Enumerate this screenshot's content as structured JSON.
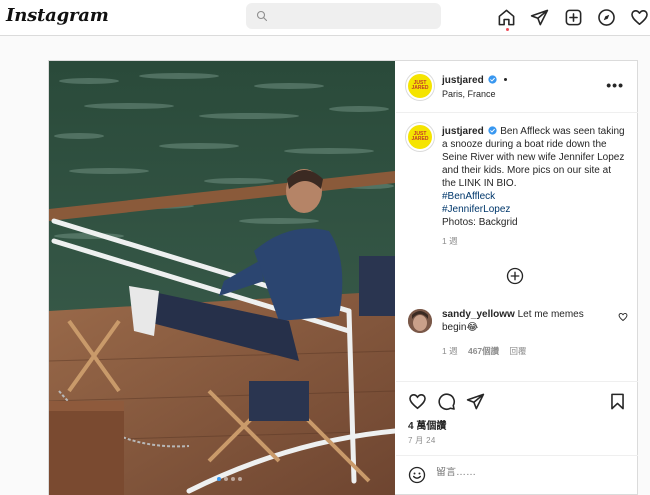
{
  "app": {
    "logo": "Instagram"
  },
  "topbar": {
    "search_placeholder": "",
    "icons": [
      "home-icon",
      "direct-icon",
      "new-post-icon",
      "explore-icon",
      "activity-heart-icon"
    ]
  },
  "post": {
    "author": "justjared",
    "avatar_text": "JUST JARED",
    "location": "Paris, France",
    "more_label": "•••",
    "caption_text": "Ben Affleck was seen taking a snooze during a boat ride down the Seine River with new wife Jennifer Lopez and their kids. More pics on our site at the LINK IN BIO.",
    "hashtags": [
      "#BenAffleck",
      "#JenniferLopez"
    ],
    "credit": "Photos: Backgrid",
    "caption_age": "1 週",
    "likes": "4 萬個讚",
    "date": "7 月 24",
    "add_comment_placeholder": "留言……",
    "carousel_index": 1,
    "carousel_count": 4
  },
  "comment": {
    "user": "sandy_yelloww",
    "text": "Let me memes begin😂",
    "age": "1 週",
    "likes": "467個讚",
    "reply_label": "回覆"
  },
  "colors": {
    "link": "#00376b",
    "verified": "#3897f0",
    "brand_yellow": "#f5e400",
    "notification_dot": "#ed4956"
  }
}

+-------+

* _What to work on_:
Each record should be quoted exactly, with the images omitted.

* _Result_:
Enumerate this screenshot's content as structured JSON.
{
  "app": {
    "logo": "Instagram"
  },
  "topbar": {
    "search_placeholder": "",
    "icons": [
      "home-icon",
      "direct-icon",
      "new-post-icon",
      "explore-icon",
      "activity-heart-icon"
    ]
  },
  "post": {
    "author": "justjared",
    "avatar_text": "JUST JARED",
    "location": "Paris, France",
    "more_label": "•••",
    "caption_text": "Ben Affleck was seen taking a snooze during a boat ride down the Seine River with new wife Jennifer Lopez and their kids. More pics on our site at the LINK IN BIO.",
    "hashtags": [
      "#BenAffleck",
      "#JenniferLopez"
    ],
    "credit": "Photos: Backgrid",
    "caption_age": "1 週",
    "likes": "4 萬個讚",
    "date": "7 月 24",
    "add_comment_placeholder": "留言……",
    "carousel_index": 1,
    "carousel_count": 4
  },
  "comment": {
    "user": "sandy_yelloww",
    "text": "Let me memes begin😂",
    "age": "1 週",
    "likes": "467個讚",
    "reply_label": "回覆"
  },
  "colors": {
    "link": "#00376b",
    "verified": "#3897f0",
    "brand_yellow": "#f5e400",
    "notification_dot": "#ed4956"
  }
}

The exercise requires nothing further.